A recent decision by the Austin City Council has brought a lot of attention to one Austin road. It's also brought some speculation about its real history.
Council Member Ann Kitchen confirmed to KVUE Tuesday that the council will begin the process of trying to change the name of Robert E. Lee Road in South Austin after four street signs for the road were vandalized. This followed white supremacist demonstrations in Virginia that became violent over the weekend. In those protests, 32-year-old Heather Heyer was killed when a car crashed into demonstrators.
Following the city council’s announcement, speculation arose whether the street truly was named after Robert E. Lee, the general of the Confederate Army during the American Civil War -- a result of controversy over slavery and state’s rights which ultimately led to the end of slavery in the United States. Some offered up another public figure by the same name they said the road could have been named after -- a chairman of the National Association for the Advancement of Colored People in the 1950s.
Rusty Heckaman, an archivist with the Austin History Center, offered some insight in an interview with KVUE.
“It’s been officially known as Robert E. Lee Road since 1940, and it has been referred to as that by various resources since the 1920s,” Heckaman said.
Though he did confirm Robert E. Lee was the name of an NAACP chairman in the 1950s, Heckaman said this time frame would not be able to confirm that this Robert E. Lee was the actual namesake for the road.
Instead, Heckaman said the Civil War general was the likely man.

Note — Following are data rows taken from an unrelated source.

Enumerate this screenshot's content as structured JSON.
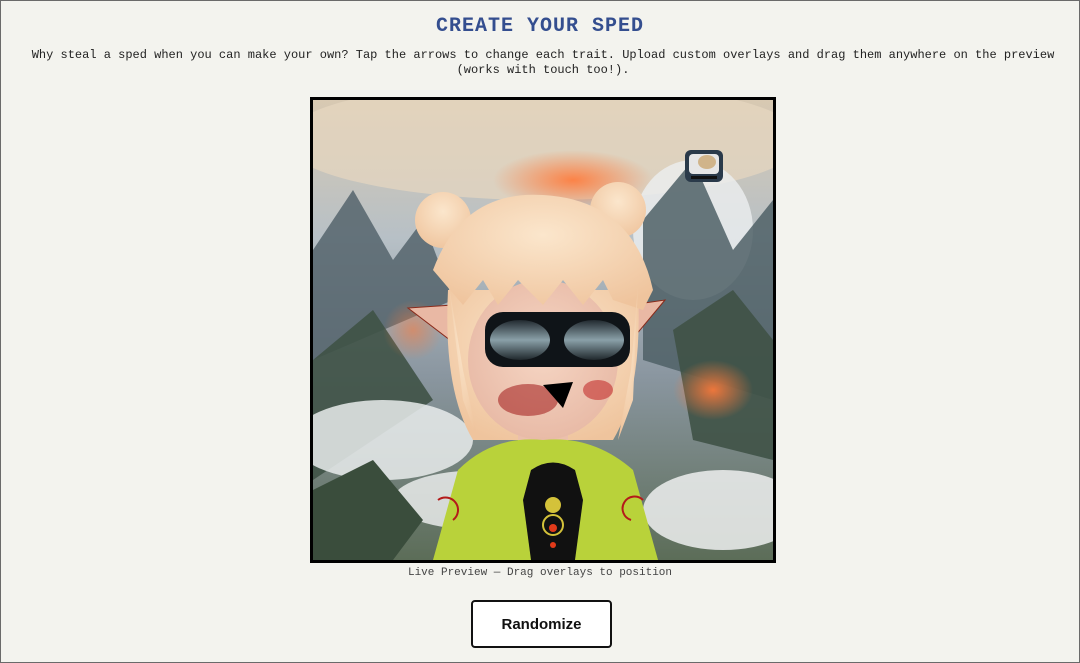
{
  "header": {
    "title": "CREATE YOUR SPED",
    "description": "Why steal a sped when you can make your own? Tap the arrows to change each trait. Upload custom overlays and drag them anywhere on the preview (works with touch too!)."
  },
  "preview": {
    "caption": "Live Preview — Drag overlays to position",
    "traits": {
      "background": "stormy-mountain-sky",
      "hair": "peach-space-buns",
      "ears": "elf-ears",
      "eyewear": "goggles",
      "mouth": "black-triangle-mouth",
      "top": "lime-shirt-target-print"
    },
    "overlays": [
      "toaster-sticker"
    ]
  },
  "actions": {
    "randomize_label": "Randomize"
  },
  "colors": {
    "title": "#344e8f",
    "background": "#f3f3ee",
    "shirt": "#b9d23a",
    "hair": "#f5d2b0"
  }
}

In a statement to our news partners at the Austin American-Statesman, Heckaman said Robert E. Lee, the general, traveled along a route departing from Barton Springs in Austin after being stationed in the city following the annexation of Texas to the Union. Heckaman said a road from Barton Springs to Fredericksburg later opened along a route that crossed Lee’s trail in numerous places.

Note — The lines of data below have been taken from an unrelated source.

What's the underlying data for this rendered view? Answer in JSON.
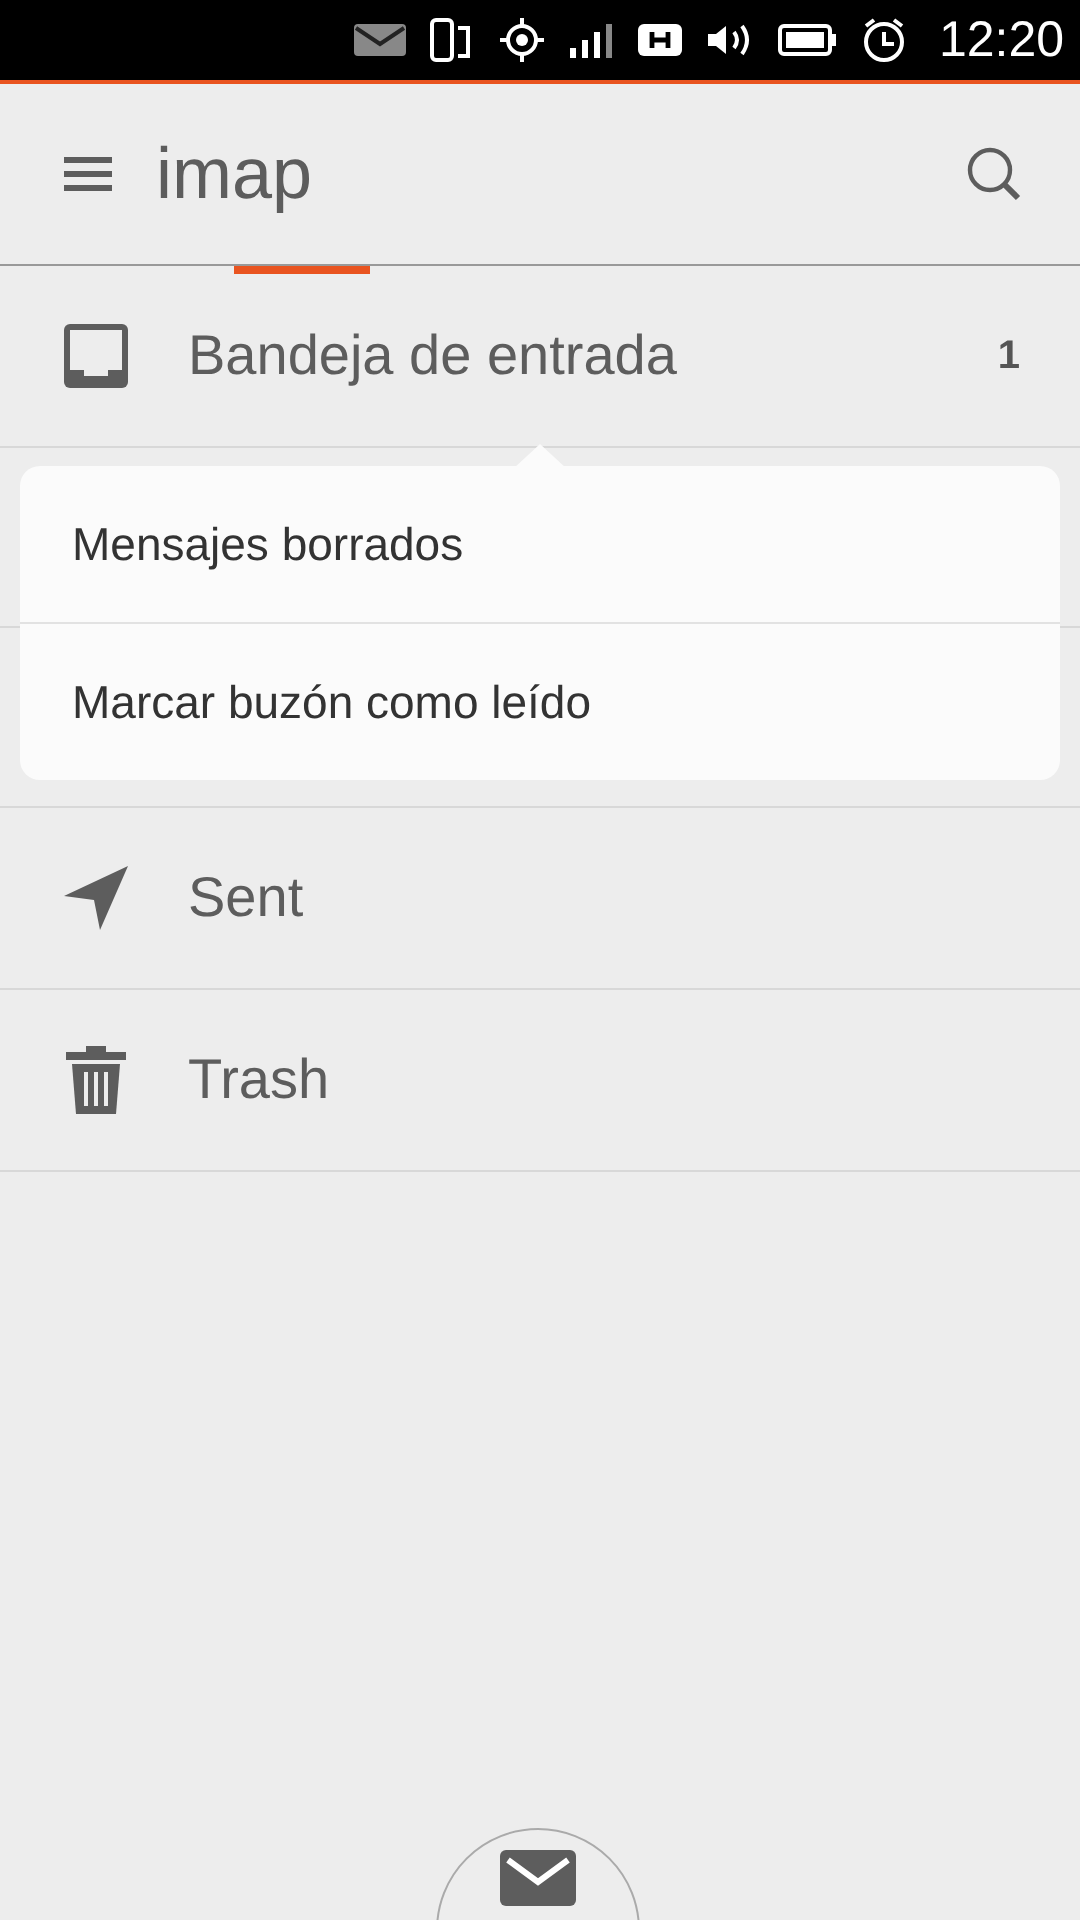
{
  "status_bar": {
    "time": "12:20"
  },
  "header": {
    "title": "imap"
  },
  "folders": [
    {
      "kind": "inbox",
      "name": "Bandeja de entrada",
      "count": "1"
    },
    {
      "kind": "sent",
      "name": "Sent"
    },
    {
      "kind": "trash",
      "name": "Trash"
    }
  ],
  "popup_menu": {
    "items": [
      "Mensajes borrados",
      "Marcar buzón como leído"
    ]
  }
}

Heckaman reported that this road was listed as “River Road” in city directories up until 1939, though it fell out of use in the 1920s. He said a dispute arose over the future of the road that required mitigation by the Austin City Council, and Andrew Zilker, an Austin political figure and one-time private owner of Barton Springs, demanded the road be reopened citing its historical significance.
According to Heckaman’s reports, the road was acquiesced in 1938, resurfaced and reopened to traffic in 1940. He said a name change for the road was reflected in city directories where it was noted that River Road had become Robert E. Lee Road.

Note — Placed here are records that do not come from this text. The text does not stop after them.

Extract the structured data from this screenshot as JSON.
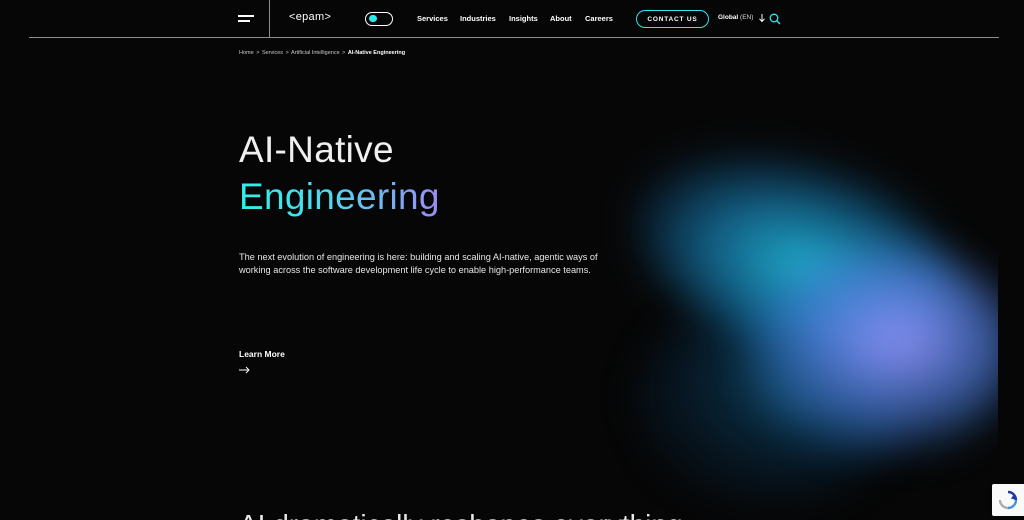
{
  "header": {
    "logo_text": "<epam>",
    "nav": [
      "Services",
      "Industries",
      "Insights",
      "About",
      "Careers"
    ],
    "contact_label": "CONTACT US",
    "global_label": "Global",
    "global_lang": "(EN)"
  },
  "breadcrumb": {
    "items": [
      "Home",
      "Services",
      "Artificial Intelligence"
    ],
    "current": "AI-Native Engineering",
    "separator": ">"
  },
  "hero": {
    "title_line1": "AI-Native",
    "title_line2": "Engineering",
    "description": "The next evolution of engineering is here: building and scaling AI-native, agentic ways of working across the software development life cycle to enable high-performance teams.",
    "cta_label": "Learn More"
  },
  "next_section": {
    "heading_partial": "AI dramatically reshapes everything"
  },
  "colors": {
    "accent_cyan": "#2ee6ee",
    "accent_violet": "#9b8cf2",
    "background": "#060606"
  },
  "icons": {
    "menu": "hamburger-menu-icon",
    "toggle": "theme-toggle-icon",
    "global_arrow": "arrow-down-icon",
    "search": "search-icon",
    "cta_arrow": "arrow-right-icon",
    "recaptcha": "recaptcha-icon"
  }
}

During the 1930s, Heckaman said there was also a push to build a highway along Lee’s trail to be named the Robert E. Lee Memorial Highway. Though he said it appeared to have lost momentum due to a lack of funding and inability to procure the rights-of-way for the highway, a portion of the highway completed in Travis County was documented with the name Robert E. Lee Road.
He added that an article from the Statesman documenting the paving of that road calls it both the Robert E. Lee Highway and Robert E. Lee Road. The description of this road matches that of the road from the city directories.